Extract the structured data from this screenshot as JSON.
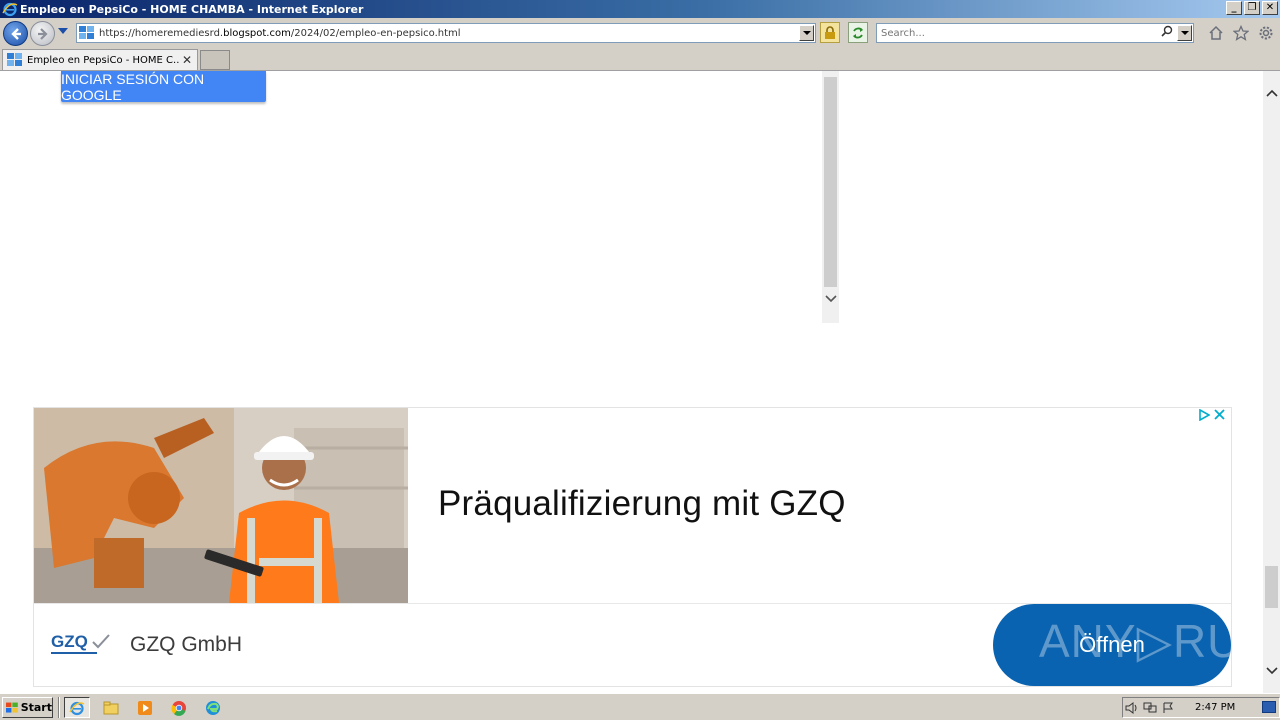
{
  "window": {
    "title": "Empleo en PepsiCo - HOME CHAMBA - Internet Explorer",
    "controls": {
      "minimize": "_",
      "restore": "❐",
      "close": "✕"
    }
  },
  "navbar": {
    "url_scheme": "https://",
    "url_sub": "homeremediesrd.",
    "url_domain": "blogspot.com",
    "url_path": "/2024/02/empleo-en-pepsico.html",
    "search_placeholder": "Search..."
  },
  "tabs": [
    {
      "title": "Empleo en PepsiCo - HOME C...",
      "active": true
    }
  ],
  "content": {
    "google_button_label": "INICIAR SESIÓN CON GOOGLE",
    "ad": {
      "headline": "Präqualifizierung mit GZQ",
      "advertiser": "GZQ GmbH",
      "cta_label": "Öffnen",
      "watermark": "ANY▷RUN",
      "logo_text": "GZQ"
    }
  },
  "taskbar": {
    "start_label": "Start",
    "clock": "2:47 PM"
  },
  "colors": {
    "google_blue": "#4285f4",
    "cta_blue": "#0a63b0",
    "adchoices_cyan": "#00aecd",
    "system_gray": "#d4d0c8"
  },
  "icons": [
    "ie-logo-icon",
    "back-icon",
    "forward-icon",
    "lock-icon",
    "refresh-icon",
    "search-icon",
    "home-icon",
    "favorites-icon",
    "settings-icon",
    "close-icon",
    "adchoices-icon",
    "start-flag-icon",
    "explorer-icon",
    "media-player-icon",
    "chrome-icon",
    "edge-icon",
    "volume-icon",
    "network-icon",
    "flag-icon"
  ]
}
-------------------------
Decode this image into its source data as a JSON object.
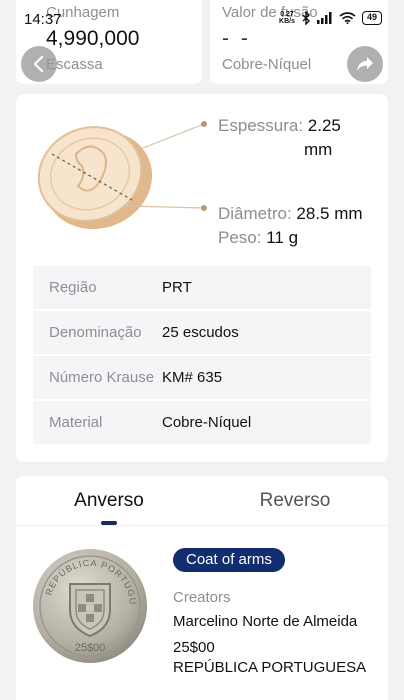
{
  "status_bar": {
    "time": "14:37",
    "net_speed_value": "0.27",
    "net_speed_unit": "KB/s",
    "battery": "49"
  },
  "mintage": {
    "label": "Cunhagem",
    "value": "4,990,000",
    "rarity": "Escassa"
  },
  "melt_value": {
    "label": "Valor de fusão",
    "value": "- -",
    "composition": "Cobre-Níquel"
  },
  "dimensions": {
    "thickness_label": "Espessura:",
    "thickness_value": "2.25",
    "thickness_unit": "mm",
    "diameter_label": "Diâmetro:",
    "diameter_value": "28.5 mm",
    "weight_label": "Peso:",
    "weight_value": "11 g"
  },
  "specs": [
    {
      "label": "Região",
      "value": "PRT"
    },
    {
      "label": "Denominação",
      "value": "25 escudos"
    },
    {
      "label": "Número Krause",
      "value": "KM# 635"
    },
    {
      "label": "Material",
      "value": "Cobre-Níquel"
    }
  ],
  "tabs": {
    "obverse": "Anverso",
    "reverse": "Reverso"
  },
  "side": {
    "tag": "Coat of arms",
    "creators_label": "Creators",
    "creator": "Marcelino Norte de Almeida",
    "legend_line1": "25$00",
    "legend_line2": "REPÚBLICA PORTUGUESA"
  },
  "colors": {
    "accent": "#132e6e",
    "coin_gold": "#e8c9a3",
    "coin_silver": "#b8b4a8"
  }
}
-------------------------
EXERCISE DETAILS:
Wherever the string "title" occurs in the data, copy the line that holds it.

RESULT FOR THIS TASK:
    "title": "Empleo en PepsiCo - HOME CHAMBA - Internet Explorer",
      "title": "Empleo en PepsiCo - HOME C...",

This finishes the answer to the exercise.